• How to complete this task:
Among the entries that follow, find every line with the word "data" and list it.
### Extracted information ###
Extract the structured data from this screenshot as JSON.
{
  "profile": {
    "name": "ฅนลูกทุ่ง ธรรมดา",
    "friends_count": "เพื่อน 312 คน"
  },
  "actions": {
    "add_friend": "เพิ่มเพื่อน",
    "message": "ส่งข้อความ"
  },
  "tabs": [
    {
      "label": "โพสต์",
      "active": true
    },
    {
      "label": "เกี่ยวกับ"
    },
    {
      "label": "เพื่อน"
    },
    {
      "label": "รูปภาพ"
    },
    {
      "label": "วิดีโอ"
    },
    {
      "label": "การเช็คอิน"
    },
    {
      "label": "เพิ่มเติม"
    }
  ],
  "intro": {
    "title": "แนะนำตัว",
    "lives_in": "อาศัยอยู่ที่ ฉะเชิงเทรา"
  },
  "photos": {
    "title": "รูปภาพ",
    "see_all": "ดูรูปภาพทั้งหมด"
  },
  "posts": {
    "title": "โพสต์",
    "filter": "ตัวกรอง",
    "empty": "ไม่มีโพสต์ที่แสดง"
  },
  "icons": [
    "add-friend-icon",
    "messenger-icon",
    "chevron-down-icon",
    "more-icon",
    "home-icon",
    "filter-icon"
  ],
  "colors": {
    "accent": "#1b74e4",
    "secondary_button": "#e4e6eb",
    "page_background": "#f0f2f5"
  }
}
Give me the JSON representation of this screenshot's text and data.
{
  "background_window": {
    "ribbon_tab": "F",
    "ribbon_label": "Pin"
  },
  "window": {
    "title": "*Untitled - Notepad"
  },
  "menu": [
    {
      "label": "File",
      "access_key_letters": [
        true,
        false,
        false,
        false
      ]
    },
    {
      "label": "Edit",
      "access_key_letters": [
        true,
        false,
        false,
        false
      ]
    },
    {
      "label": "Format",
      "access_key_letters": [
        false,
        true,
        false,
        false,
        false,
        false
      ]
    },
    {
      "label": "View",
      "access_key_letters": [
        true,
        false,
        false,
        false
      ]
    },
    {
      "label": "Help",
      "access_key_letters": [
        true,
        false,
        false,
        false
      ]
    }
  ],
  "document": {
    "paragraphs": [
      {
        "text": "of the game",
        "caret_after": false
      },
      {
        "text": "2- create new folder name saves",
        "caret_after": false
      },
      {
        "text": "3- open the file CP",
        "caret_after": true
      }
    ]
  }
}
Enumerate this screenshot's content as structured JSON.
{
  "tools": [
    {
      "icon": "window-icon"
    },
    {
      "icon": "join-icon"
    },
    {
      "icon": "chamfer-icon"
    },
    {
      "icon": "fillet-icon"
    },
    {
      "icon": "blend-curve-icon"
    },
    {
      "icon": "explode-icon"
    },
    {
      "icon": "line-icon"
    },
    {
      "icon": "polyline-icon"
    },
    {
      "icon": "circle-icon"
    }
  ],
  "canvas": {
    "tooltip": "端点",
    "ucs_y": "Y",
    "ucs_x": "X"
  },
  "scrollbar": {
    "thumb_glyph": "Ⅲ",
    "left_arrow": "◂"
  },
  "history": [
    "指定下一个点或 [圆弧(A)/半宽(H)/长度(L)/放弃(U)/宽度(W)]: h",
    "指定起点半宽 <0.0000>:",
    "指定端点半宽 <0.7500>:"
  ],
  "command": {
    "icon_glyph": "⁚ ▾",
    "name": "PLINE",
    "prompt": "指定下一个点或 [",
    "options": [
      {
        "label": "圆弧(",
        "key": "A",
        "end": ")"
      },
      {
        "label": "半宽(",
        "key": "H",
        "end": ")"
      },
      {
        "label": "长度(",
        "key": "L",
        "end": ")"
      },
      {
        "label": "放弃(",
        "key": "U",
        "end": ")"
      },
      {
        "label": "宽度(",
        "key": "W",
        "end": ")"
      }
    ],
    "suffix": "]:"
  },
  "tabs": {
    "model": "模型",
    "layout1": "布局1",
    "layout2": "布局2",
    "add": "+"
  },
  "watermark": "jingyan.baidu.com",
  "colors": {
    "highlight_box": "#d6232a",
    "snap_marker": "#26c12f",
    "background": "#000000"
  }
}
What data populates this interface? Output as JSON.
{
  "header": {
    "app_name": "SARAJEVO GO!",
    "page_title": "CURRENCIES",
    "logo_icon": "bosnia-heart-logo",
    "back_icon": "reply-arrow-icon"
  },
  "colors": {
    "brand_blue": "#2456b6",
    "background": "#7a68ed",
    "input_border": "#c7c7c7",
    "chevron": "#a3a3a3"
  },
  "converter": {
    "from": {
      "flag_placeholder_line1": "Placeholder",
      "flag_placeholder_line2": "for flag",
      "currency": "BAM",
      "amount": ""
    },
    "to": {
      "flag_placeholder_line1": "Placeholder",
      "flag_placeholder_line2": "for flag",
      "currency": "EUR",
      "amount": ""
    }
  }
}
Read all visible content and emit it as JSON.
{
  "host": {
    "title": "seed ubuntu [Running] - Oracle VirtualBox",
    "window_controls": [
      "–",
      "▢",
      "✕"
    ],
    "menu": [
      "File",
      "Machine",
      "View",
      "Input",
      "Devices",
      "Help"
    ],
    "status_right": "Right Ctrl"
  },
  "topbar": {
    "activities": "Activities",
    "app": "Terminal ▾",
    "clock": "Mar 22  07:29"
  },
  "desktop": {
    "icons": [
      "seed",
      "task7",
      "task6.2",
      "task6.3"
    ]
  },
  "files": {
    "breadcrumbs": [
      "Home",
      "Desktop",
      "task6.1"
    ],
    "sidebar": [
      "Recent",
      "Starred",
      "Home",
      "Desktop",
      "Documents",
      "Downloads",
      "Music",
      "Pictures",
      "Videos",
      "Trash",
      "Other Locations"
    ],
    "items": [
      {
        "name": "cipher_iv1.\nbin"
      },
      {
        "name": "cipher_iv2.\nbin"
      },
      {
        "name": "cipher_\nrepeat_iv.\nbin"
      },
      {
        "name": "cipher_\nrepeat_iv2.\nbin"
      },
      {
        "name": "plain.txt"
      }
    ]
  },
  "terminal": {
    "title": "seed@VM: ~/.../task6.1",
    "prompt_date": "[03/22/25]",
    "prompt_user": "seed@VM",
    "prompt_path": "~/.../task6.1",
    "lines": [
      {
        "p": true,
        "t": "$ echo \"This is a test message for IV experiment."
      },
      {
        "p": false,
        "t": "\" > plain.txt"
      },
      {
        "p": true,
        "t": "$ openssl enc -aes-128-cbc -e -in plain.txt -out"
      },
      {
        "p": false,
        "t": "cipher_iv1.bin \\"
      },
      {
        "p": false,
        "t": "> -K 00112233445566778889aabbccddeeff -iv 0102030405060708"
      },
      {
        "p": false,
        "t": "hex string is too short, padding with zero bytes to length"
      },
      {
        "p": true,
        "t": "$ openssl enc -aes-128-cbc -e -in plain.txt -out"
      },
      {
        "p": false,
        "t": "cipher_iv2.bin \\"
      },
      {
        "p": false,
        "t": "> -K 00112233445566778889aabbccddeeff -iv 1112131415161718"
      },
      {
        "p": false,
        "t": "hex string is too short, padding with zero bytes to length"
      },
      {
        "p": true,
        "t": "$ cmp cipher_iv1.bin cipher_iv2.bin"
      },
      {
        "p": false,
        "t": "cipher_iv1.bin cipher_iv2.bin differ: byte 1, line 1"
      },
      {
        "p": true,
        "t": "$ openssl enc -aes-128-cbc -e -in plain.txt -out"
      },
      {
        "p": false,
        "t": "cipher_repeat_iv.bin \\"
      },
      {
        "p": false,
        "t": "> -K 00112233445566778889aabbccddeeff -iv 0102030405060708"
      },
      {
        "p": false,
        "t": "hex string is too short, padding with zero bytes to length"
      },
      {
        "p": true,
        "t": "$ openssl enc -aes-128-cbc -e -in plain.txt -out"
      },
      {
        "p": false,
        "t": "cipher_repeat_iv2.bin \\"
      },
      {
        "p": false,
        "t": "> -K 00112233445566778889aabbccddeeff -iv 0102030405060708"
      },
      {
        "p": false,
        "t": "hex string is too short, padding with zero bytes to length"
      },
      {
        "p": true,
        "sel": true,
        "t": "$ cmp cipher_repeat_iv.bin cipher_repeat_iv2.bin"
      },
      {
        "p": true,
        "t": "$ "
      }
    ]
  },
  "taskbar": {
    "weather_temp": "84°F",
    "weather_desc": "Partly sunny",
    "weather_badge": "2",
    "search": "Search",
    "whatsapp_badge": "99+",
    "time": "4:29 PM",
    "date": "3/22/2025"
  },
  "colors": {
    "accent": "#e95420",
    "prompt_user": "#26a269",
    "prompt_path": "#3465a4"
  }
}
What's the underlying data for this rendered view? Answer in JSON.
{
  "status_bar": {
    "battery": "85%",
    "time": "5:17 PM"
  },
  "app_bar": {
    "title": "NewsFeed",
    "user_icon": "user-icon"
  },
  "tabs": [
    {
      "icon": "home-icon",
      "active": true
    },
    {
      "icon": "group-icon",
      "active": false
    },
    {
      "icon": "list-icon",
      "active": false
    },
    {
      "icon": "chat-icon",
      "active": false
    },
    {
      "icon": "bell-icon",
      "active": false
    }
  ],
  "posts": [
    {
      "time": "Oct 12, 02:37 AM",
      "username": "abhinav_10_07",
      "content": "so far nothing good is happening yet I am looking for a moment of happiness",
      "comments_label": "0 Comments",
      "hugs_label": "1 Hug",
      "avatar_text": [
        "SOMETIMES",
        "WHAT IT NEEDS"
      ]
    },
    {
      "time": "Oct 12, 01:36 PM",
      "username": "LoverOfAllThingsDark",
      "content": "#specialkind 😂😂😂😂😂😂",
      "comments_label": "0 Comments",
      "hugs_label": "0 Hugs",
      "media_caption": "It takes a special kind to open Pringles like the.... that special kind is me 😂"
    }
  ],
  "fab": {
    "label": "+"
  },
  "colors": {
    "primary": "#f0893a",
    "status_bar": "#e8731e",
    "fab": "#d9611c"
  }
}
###
• Task response:
Extract the structured data from this screenshot as JSON.
Give me the JSON representation of this screenshot's text and data.
What data populates this interface? Output as JSON.
What's the underlying data for this rendered view? Answer in JSON.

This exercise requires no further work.